> [Requirement]: Every entry has to be output exactly, with none skipped.

(Element data from apps and pages)
────

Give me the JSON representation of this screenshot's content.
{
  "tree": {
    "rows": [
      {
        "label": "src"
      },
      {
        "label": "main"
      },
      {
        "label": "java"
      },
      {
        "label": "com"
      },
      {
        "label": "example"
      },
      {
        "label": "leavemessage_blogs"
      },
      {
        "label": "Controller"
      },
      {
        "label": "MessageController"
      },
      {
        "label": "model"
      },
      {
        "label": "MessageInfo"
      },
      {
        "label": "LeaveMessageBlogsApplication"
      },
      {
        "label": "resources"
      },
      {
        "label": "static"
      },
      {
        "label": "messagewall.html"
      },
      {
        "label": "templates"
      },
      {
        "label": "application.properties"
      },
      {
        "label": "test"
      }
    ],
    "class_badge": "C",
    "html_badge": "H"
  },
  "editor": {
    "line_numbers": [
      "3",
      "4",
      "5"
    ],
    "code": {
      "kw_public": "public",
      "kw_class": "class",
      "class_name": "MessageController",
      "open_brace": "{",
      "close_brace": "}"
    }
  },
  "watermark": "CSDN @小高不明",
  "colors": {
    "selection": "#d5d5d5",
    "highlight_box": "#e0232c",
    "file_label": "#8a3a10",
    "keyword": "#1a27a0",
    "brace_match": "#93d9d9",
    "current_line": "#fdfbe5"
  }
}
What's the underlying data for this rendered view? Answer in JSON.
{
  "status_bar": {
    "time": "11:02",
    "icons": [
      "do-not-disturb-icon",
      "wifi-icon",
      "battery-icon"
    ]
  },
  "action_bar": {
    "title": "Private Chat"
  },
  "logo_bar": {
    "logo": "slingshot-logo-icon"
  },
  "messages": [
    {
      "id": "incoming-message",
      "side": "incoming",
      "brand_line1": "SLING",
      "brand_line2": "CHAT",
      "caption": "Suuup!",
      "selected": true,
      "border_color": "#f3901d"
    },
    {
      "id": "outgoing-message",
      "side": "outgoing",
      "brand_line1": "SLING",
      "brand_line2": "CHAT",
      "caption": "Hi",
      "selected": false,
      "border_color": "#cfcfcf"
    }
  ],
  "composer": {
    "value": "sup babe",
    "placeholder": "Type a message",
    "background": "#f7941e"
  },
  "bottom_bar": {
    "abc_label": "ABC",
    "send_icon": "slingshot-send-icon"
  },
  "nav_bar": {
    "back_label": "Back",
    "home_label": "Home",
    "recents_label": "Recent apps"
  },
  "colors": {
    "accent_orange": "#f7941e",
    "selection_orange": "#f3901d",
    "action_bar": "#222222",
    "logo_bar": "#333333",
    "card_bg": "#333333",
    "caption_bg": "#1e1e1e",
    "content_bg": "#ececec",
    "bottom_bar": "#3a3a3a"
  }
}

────

> [Written response]:
Give me the JSON representation of this screenshot's content.
{
  "tree": {
    "rows": [
      {
        "label": "src"
      },
      {
        "label": "main"
      },
      {
        "label": "java"
      },
      {
        "label": "com"
      },
      {
        "label": "example"
      },
      {
        "label": "leavemessage_blogs"
      },
      {
        "label": "Controller"
      },
      {
        "label": "MessageController"
      },
      {
        "label": "model"
      },
      {
        "label": "MessageInfo"
      },
      {
        "label": "LeaveMessageBlogsApplication"
      },
      {
        "label": "resources"
      },
      {
        "label": "static"
      },
      {
        "label": "messagewall.html"
      },
      {
        "label": "templates"
      },
      {
        "label": "application.properties"
      },
      {
        "label": "test"
      }
    ],
    "class_badge": "C",
    "html_badge": "H"
  },
  "editor": {
    "line_numbers": [
      "3",
      "4",
      "5"
    ],
    "code": {
      "kw_public": "public",
      "kw_class": "class",
      "class_name": "MessageController",
      "open_brace": "{",
      "close_brace": "}"
    }
  },
  "watermark": "CSDN @小高不明",
  "colors": {
    "selection": "#d5d5d5",
    "highlight_box": "#e0232c",
    "file_label": "#8a3a10",
    "keyword": "#1a27a0",
    "brace_match": "#93d9d9",
    "current_line": "#fdfbe5"
  }
}
What's the underlying data for this rendered view? Answer in JSON.
{
  "status_bar": {
    "time": "11:02",
    "icons": [
      "do-not-disturb-icon",
      "wifi-icon",
      "battery-icon"
    ]
  },
  "action_bar": {
    "title": "Private Chat"
  },
  "logo_bar": {
    "logo": "slingshot-logo-icon"
  },
  "messages": [
    {
      "id": "incoming-message",
      "side": "incoming",
      "brand_line1": "SLING",
      "brand_line2": "CHAT",
      "caption": "Suuup!",
      "selected": true,
      "border_color": "#f3901d"
    },
    {
      "id": "outgoing-message",
      "side": "outgoing",
      "brand_line1": "SLING",
      "brand_line2": "CHAT",
      "caption": "Hi",
      "selected": false,
      "border_color": "#cfcfcf"
    }
  ],
  "composer": {
    "value": "sup babe",
    "placeholder": "Type a message",
    "background": "#f7941e"
  },
  "bottom_bar": {
    "abc_label": "ABC",
    "send_icon": "slingshot-send-icon"
  },
  "nav_bar": {
    "back_label": "Back",
    "home_label": "Home",
    "recents_label": "Recent apps"
  },
  "colors": {
    "accent_orange": "#f7941e",
    "selection_orange": "#f3901d",
    "action_bar": "#222222",
    "logo_bar": "#333333",
    "card_bg": "#333333",
    "caption_bg": "#1e1e1e",
    "content_bg": "#ececec",
    "bottom_bar": "#3a3a3a"
  }
}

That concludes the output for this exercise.